**Supplied data:**
* * * * *
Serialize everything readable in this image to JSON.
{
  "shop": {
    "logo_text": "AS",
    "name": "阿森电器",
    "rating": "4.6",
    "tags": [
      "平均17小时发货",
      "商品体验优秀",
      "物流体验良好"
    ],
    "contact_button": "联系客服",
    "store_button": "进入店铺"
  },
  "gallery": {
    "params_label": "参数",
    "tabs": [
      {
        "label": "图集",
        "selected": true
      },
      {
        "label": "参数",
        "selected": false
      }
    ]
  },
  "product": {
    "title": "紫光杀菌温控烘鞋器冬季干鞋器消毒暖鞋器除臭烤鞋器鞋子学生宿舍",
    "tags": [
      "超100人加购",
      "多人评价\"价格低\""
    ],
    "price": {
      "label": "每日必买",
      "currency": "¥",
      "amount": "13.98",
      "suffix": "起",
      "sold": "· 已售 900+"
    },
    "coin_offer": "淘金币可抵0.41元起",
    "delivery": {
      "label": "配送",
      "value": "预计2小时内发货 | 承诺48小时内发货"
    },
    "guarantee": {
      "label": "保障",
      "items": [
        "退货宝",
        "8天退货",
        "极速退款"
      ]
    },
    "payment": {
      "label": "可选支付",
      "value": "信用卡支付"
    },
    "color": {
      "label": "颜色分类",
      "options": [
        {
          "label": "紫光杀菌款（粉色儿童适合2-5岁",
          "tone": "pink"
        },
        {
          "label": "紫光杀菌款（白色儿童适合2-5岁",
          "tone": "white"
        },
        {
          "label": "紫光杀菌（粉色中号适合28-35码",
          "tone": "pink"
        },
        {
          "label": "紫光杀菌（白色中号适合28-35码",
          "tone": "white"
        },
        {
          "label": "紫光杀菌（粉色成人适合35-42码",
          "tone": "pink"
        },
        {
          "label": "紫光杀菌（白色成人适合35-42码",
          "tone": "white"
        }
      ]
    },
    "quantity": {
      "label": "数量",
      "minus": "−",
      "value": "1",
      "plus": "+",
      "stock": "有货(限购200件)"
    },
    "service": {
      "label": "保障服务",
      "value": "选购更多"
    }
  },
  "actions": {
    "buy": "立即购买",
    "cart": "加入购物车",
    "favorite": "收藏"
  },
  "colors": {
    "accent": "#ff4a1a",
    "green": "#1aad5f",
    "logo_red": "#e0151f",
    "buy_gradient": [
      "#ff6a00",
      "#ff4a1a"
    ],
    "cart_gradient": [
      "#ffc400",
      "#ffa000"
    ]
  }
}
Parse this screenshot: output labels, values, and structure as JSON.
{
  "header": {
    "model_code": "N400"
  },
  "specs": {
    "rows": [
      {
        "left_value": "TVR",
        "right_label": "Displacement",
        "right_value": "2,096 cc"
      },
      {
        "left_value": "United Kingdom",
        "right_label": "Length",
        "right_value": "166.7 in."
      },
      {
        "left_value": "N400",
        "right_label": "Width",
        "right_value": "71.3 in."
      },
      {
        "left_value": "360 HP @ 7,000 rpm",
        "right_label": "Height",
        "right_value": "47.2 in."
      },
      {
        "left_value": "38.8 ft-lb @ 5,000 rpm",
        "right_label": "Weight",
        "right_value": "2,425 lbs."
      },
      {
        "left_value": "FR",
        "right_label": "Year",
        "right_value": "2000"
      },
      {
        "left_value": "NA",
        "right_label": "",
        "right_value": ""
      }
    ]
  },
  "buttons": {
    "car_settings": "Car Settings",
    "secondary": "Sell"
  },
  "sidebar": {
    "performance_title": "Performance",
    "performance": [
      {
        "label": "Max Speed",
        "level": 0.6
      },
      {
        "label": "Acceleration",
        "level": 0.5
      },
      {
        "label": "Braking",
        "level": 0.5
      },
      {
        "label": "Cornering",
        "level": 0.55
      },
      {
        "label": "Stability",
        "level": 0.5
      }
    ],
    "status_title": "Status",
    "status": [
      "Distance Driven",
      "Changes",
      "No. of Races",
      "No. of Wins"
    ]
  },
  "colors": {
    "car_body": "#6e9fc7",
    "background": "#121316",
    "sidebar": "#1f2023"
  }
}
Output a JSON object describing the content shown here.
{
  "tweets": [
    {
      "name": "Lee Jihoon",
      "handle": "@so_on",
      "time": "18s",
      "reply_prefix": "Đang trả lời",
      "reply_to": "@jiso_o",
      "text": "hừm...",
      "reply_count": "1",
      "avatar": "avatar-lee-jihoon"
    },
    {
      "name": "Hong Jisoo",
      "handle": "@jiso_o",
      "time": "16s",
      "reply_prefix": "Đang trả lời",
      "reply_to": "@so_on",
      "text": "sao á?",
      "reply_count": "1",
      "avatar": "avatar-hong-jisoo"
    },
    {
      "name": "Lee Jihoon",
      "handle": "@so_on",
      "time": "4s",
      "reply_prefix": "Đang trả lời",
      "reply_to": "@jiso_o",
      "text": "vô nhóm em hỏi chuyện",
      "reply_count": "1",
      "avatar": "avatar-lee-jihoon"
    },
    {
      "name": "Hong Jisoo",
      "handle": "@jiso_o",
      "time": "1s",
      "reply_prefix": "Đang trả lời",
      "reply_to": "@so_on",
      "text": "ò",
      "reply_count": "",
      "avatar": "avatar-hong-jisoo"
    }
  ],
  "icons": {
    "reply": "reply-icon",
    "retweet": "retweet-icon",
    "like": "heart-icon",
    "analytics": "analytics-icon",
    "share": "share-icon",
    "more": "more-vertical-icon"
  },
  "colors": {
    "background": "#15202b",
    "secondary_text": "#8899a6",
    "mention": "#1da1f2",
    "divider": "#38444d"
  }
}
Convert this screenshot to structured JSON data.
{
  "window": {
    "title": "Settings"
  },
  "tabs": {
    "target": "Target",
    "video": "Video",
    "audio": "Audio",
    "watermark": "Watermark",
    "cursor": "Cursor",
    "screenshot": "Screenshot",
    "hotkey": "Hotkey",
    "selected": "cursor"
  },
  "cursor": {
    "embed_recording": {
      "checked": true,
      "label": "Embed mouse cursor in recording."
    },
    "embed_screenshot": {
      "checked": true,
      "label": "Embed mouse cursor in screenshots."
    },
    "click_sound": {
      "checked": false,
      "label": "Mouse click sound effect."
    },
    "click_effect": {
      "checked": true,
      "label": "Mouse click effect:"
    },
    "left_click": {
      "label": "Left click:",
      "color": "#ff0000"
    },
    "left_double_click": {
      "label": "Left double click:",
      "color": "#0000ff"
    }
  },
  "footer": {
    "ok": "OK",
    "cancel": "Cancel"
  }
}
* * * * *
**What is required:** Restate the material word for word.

**Task response:**
Serialize everything readable in this image to JSON.
{
  "shop": {
    "logo_text": "AS",
    "name": "阿森电器",
    "rating": "4.6",
    "tags": [
      "平均17小时发货",
      "商品体验优秀",
      "物流体验良好"
    ],
    "contact_button": "联系客服",
    "store_button": "进入店铺"
  },
  "gallery": {
    "params_label": "参数",
    "tabs": [
      {
        "label": "图集",
        "selected": true
      },
      {
        "label": "参数",
        "selected": false
      }
    ]
  },
  "product": {
    "title": "紫光杀菌温控烘鞋器冬季干鞋器消毒暖鞋器除臭烤鞋器鞋子学生宿舍",
    "tags": [
      "超100人加购",
      "多人评价\"价格低\""
    ],
    "price": {
      "label": "每日必买",
      "currency": "¥",
      "amount": "13.98",
      "suffix": "起",
      "sold": "· 已售 900+"
    },
    "coin_offer": "淘金币可抵0.41元起",
    "delivery": {
      "label": "配送",
      "value": "预计2小时内发货 | 承诺48小时内发货"
    },
    "guarantee": {
      "label": "保障",
      "items": [
        "退货宝",
        "8天退货",
        "极速退款"
      ]
    },
    "payment": {
      "label": "可选支付",
      "value": "信用卡支付"
    },
    "color": {
      "label": "颜色分类",
      "options": [
        {
          "label": "紫光杀菌款（粉色儿童适合2-5岁",
          "tone": "pink"
        },
        {
          "label": "紫光杀菌款（白色儿童适合2-5岁",
          "tone": "white"
        },
        {
          "label": "紫光杀菌（粉色中号适合28-35码",
          "tone": "pink"
        },
        {
          "label": "紫光杀菌（白色中号适合28-35码",
          "tone": "white"
        },
        {
          "label": "紫光杀菌（粉色成人适合35-42码",
          "tone": "pink"
        },
        {
          "label": "紫光杀菌（白色成人适合35-42码",
          "tone": "white"
        }
      ]
    },
    "quantity": {
      "label": "数量",
      "minus": "−",
      "value": "1",
      "plus": "+",
      "stock": "有货(限购200件)"
    },
    "service": {
      "label": "保障服务",
      "value": "选购更多"
    }
  },
  "actions": {
    "buy": "立即购买",
    "cart": "加入购物车",
    "favorite": "收藏"
  },
  "colors": {
    "accent": "#ff4a1a",
    "green": "#1aad5f",
    "logo_red": "#e0151f",
    "buy_gradient": [
      "#ff6a00",
      "#ff4a1a"
    ],
    "cart_gradient": [
      "#ffc400",
      "#ffa000"
    ]
  }
}
Parse this screenshot: output labels, values, and structure as JSON.
{
  "header": {
    "model_code": "N400"
  },
  "specs": {
    "rows": [
      {
        "left_value": "TVR",
        "right_label": "Displacement",
        "right_value": "2,096 cc"
      },
      {
        "left_value": "United Kingdom",
        "right_label": "Length",
        "right_value": "166.7 in."
      },
      {
        "left_value": "N400",
        "right_label": "Width",
        "right_value": "71.3 in."
      },
      {
        "left_value": "360 HP @ 7,000 rpm",
        "right_label": "Height",
        "right_value": "47.2 in."
      },
      {
        "left_value": "38.8 ft-lb @ 5,000 rpm",
        "right_label": "Weight",
        "right_value": "2,425 lbs."
      },
      {
        "left_value": "FR",
        "right_label": "Year",
        "right_value": "2000"
      },
      {
        "left_value": "NA",
        "right_label": "",
        "right_value": ""
      }
    ]
  },
  "buttons": {
    "car_settings": "Car Settings",
    "secondary": "Sell"
  },
  "sidebar": {
    "performance_title": "Performance",
    "performance": [
      {
        "label": "Max Speed",
        "level": 0.6
      },
      {
        "label": "Acceleration",
        "level": 0.5
      },
      {
        "label": "Braking",
        "level": 0.5
      },
      {
        "label": "Cornering",
        "level": 0.55
      },
      {
        "label": "Stability",
        "level": 0.5
      }
    ],
    "status_title": "Status",
    "status": [
      "Distance Driven",
      "Changes",
      "No. of Races",
      "No. of Wins"
    ]
  },
  "colors": {
    "car_body": "#6e9fc7",
    "background": "#121316",
    "sidebar": "#1f2023"
  }
}
Output a JSON object describing the content shown here.
{
  "tweets": [
    {
      "name": "Lee Jihoon",
      "handle": "@so_on",
      "time": "18s",
      "reply_prefix": "Đang trả lời",
      "reply_to": "@jiso_o",
      "text": "hừm...",
      "reply_count": "1",
      "avatar": "avatar-lee-jihoon"
    },
    {
      "name": "Hong Jisoo",
      "handle": "@jiso_o",
      "time": "16s",
      "reply_prefix": "Đang trả lời",
      "reply_to": "@so_on",
      "text": "sao á?",
      "reply_count": "1",
      "avatar": "avatar-hong-jisoo"
    },
    {
      "name": "Lee Jihoon",
      "handle": "@so_on",
      "time": "4s",
      "reply_prefix": "Đang trả lời",
      "reply_to": "@jiso_o",
      "text": "vô nhóm em hỏi chuyện",
      "reply_count": "1",
      "avatar": "avatar-lee-jihoon"
    },
    {
      "name": "Hong Jisoo",
      "handle": "@jiso_o",
      "time": "1s",
      "reply_prefix": "Đang trả lời",
      "reply_to": "@so_on",
      "text": "ò",
      "reply_count": "",
      "avatar": "avatar-hong-jisoo"
    }
  ],
  "icons": {
    "reply": "reply-icon",
    "retweet": "retweet-icon",
    "like": "heart-icon",
    "analytics": "analytics-icon",
    "share": "share-icon",
    "more": "more-vertical-icon"
  },
  "colors": {
    "background": "#15202b",
    "secondary_text": "#8899a6",
    "mention": "#1da1f2",
    "divider": "#38444d"
  }
}
Convert this screenshot to structured JSON data.
{
  "window": {
    "title": "Settings"
  },
  "tabs": {
    "target": "Target",
    "video": "Video",
    "audio": "Audio",
    "watermark": "Watermark",
    "cursor": "Cursor",
    "screenshot": "Screenshot",
    "hotkey": "Hotkey",
    "selected": "cursor"
  },
  "cursor": {
    "embed_recording": {
      "checked": true,
      "label": "Embed mouse cursor in recording."
    },
    "embed_screenshot": {
      "checked": true,
      "label": "Embed mouse cursor in screenshots."
    },
    "click_sound": {
      "checked": false,
      "label": "Mouse click sound effect."
    },
    "click_effect": {
      "checked": true,
      "label": "Mouse click effect:"
    },
    "left_click": {
      "label": "Left click:",
      "color": "#ff0000"
    },
    "left_double_click": {
      "label": "Left double click:",
      "color": "#0000ff"
    }
  },
  "footer": {
    "ok": "OK",
    "cancel": "Cancel"
  }
}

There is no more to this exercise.